- **WHAT IS EXPECTED**
Note each line in the data holding the string "index" and report it.

Items from a dataset
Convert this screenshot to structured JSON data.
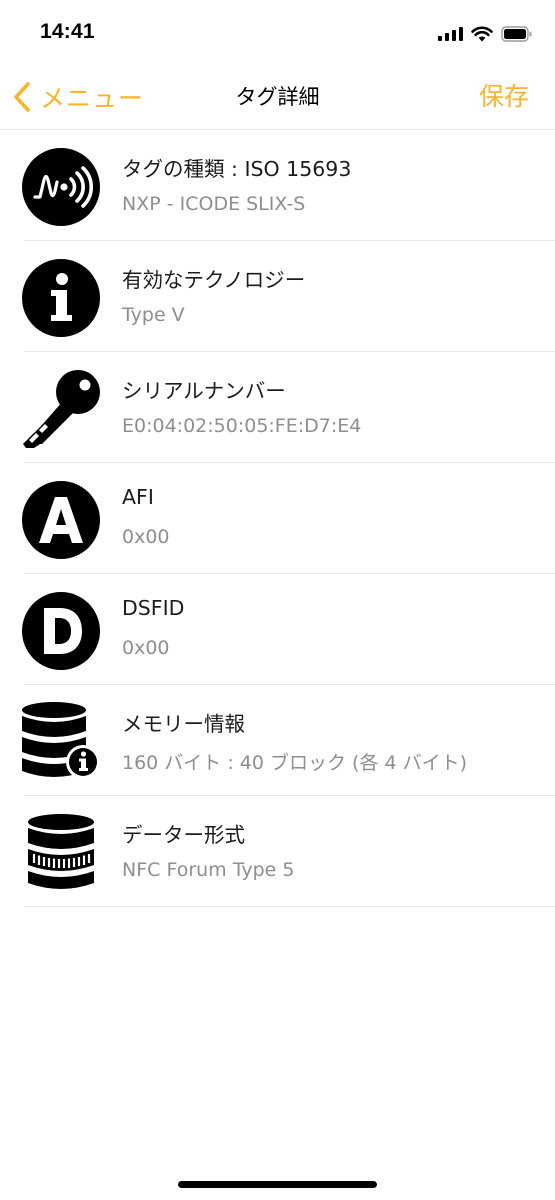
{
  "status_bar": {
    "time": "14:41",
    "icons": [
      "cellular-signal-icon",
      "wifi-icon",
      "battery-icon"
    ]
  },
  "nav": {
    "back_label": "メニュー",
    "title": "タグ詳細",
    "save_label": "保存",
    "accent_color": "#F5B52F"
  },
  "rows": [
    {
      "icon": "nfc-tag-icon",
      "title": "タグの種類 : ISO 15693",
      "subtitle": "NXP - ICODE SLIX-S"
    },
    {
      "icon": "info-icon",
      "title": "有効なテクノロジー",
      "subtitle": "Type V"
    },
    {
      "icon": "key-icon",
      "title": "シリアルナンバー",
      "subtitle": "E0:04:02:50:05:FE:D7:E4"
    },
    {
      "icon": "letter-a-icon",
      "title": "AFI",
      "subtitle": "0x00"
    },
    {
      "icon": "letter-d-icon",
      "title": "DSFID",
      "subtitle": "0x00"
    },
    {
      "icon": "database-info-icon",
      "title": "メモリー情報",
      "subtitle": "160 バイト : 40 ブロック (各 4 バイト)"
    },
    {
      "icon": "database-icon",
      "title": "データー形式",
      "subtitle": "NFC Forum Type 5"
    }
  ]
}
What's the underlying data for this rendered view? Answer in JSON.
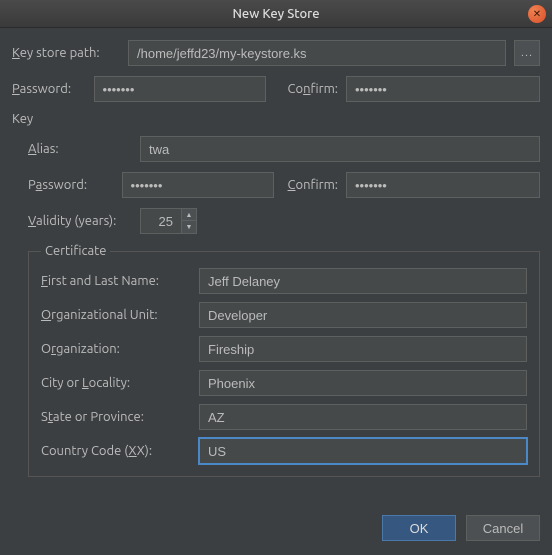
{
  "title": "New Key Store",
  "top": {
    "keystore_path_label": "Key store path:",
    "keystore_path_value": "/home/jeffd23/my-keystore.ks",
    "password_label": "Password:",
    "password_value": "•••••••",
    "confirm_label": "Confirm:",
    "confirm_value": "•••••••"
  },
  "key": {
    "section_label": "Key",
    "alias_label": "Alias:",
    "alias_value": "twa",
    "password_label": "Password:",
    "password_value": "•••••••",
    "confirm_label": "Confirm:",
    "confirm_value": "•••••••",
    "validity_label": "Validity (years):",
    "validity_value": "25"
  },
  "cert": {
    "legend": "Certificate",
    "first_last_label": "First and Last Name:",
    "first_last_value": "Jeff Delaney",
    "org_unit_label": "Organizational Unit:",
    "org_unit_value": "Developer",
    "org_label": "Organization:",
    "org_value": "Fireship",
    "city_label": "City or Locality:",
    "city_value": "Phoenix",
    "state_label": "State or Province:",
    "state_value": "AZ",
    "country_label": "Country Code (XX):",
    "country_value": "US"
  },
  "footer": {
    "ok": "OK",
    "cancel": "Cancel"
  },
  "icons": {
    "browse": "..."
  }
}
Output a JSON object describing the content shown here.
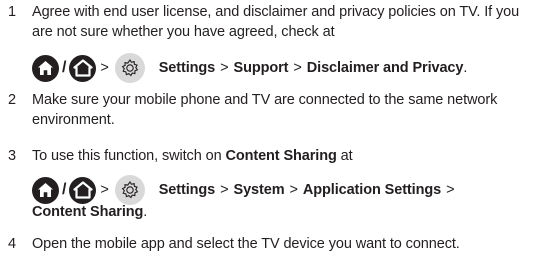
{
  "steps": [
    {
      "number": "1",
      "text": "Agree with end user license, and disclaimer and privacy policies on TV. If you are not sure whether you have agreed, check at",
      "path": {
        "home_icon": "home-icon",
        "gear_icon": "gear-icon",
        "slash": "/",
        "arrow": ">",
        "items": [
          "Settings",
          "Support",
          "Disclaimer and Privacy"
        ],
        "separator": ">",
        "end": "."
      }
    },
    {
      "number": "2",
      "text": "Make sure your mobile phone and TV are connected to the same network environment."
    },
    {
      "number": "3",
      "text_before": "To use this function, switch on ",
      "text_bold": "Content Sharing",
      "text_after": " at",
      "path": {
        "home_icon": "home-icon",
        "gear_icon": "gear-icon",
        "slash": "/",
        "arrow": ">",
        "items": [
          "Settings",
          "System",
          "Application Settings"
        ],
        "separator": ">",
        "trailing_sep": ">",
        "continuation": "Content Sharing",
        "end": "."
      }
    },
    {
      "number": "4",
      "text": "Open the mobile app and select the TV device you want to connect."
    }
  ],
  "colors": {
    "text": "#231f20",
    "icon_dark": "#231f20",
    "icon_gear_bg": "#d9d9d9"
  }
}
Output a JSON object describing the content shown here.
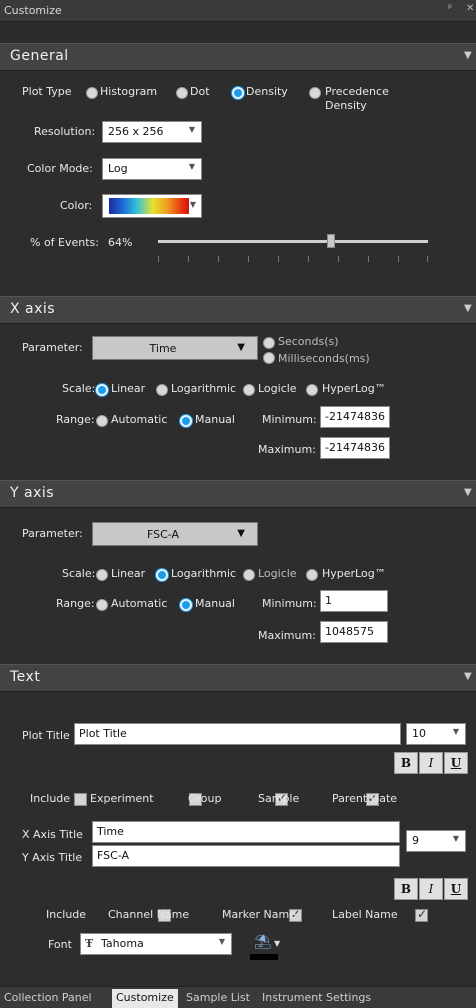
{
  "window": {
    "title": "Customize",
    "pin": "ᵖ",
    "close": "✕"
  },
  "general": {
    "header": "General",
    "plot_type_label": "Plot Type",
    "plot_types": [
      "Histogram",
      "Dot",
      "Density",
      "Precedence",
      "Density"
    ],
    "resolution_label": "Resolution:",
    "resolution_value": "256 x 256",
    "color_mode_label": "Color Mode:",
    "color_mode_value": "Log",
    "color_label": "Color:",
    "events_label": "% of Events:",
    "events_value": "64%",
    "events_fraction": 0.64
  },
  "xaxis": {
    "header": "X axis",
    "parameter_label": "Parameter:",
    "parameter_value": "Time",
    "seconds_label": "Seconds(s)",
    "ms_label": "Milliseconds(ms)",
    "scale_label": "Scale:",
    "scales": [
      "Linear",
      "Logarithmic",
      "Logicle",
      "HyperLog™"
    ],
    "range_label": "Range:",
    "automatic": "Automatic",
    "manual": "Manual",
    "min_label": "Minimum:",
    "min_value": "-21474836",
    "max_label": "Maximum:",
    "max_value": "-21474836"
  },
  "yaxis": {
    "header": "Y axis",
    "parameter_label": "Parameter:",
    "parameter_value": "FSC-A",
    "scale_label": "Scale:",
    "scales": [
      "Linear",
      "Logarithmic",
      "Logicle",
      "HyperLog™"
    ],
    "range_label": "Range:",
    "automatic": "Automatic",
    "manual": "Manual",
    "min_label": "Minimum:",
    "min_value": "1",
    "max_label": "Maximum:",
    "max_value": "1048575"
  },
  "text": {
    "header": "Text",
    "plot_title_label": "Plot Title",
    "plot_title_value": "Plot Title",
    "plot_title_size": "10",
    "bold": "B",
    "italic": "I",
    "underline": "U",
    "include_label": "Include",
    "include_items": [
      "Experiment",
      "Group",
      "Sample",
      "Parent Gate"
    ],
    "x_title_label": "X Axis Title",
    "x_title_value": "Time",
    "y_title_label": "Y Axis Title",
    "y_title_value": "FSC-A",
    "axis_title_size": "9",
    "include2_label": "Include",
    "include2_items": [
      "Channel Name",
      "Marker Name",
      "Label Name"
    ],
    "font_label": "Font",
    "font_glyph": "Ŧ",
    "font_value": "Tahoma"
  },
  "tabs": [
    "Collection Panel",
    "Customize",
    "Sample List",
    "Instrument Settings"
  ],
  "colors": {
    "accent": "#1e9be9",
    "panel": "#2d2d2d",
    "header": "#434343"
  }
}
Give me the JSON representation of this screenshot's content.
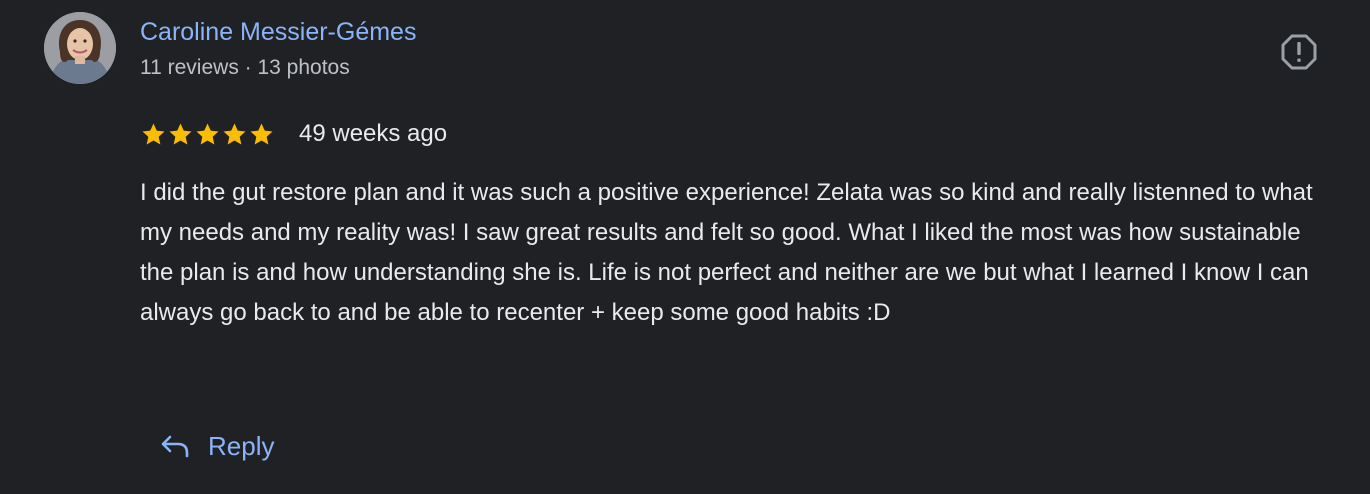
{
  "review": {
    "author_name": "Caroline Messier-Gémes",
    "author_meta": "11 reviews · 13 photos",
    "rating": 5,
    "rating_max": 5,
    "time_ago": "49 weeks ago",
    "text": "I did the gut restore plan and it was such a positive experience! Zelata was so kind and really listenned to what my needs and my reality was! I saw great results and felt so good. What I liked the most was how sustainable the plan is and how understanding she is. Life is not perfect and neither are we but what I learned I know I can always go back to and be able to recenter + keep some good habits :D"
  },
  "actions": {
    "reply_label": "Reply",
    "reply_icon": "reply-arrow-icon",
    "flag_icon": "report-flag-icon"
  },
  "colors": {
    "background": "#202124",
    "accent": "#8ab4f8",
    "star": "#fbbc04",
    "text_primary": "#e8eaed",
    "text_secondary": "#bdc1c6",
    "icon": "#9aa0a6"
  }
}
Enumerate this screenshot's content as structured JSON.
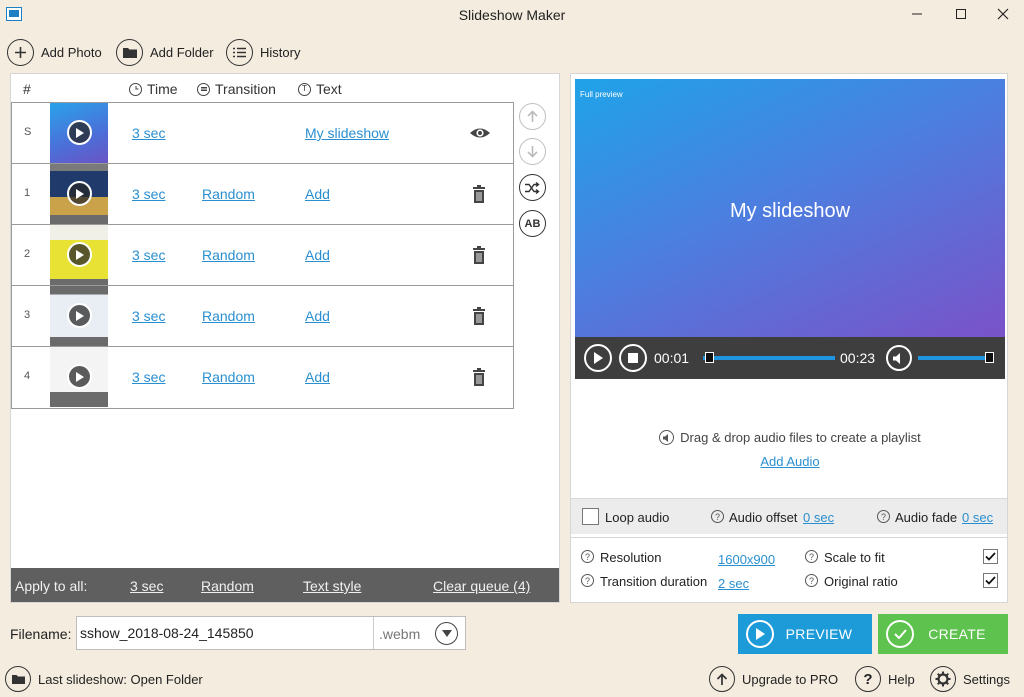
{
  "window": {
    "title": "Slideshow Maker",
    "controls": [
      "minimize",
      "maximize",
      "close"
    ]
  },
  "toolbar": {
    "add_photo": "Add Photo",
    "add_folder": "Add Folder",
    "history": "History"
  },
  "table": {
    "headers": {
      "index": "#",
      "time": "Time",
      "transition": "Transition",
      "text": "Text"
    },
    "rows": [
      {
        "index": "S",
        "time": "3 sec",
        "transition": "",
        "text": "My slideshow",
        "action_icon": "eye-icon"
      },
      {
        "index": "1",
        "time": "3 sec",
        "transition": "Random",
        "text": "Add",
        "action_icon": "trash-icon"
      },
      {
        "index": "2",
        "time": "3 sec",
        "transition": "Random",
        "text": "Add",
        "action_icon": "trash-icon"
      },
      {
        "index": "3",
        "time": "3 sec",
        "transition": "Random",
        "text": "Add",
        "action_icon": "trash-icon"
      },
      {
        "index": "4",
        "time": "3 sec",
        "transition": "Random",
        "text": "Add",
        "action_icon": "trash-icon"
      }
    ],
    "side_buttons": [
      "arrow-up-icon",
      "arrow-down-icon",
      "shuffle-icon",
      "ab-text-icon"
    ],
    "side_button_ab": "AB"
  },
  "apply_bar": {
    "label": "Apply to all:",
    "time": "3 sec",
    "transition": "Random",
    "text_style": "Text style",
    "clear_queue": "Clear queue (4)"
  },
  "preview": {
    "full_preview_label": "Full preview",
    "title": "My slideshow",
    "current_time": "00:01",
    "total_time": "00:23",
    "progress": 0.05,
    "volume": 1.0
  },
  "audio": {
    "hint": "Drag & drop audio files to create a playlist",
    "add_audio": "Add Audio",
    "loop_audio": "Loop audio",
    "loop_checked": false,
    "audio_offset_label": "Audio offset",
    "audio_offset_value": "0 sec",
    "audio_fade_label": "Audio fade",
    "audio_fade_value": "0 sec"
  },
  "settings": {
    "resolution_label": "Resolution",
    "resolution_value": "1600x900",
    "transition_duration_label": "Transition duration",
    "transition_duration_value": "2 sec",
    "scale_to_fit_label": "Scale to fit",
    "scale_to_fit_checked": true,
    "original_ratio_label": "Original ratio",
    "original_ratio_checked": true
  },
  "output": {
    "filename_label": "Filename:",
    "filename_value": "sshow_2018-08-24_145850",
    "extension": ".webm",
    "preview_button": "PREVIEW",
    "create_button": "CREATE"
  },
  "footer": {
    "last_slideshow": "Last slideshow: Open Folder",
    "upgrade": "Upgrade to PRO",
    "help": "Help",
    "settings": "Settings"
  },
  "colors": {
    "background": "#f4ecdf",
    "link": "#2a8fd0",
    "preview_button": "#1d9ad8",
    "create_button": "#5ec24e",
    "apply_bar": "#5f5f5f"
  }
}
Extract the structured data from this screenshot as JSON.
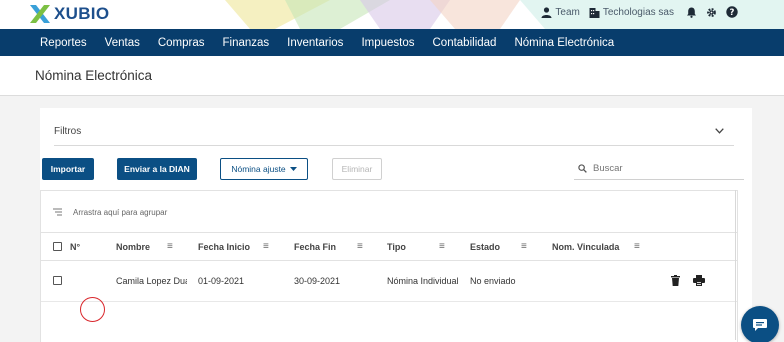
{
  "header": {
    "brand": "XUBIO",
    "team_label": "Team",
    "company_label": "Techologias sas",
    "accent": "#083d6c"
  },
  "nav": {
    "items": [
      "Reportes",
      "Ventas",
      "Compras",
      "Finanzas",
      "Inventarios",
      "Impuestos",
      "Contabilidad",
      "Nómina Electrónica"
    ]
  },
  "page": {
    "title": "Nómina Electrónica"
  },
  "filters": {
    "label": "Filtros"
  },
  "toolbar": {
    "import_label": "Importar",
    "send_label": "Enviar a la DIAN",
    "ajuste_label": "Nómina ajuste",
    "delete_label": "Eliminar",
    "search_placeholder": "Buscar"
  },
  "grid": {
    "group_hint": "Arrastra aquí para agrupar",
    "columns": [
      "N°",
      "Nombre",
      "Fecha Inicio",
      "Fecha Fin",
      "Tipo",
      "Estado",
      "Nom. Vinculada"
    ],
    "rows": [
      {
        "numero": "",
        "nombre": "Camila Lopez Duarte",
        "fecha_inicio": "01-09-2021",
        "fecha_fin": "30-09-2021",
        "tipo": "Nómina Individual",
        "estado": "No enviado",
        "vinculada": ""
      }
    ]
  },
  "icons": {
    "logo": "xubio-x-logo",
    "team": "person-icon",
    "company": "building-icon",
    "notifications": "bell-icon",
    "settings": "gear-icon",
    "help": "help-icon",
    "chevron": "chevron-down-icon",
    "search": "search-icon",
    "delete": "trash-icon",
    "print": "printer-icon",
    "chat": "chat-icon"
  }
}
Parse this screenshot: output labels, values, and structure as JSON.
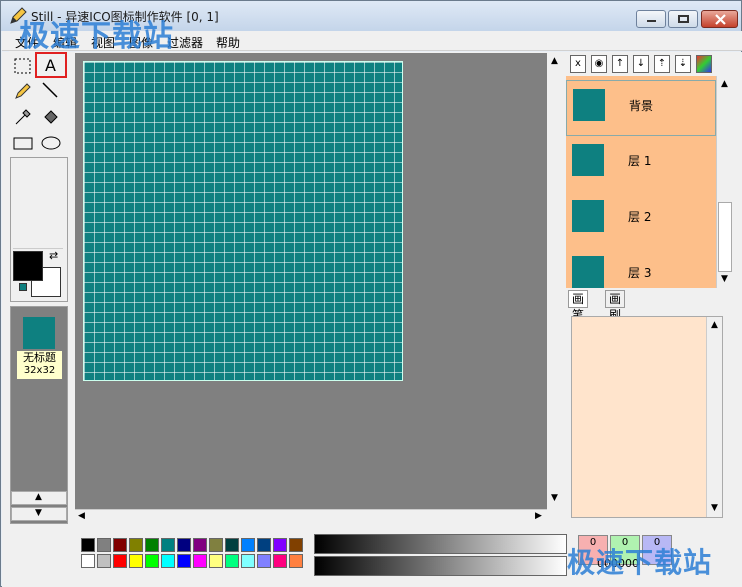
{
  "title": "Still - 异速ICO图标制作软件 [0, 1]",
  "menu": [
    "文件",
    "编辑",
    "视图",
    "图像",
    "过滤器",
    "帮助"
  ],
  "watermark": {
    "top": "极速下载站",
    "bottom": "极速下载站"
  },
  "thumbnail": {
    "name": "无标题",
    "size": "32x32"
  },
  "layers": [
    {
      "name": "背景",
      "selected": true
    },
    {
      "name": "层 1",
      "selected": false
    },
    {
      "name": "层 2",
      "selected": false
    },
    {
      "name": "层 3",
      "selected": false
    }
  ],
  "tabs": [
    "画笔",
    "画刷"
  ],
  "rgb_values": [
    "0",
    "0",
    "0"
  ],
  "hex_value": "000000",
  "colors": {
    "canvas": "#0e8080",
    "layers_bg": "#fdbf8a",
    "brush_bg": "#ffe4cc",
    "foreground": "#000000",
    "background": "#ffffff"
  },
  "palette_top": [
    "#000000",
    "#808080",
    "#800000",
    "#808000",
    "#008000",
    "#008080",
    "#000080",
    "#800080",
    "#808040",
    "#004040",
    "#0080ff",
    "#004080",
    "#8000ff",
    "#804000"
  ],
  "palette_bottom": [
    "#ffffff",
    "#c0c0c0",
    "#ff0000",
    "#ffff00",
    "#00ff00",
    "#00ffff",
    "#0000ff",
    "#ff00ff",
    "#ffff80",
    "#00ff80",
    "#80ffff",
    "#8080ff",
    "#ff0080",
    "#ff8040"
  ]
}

- **WORKED SOLUTION**
      "index": "#",
        "index": "S",
        "index": "1",
        "index": "2",
        "index": "3",
        "index": "4",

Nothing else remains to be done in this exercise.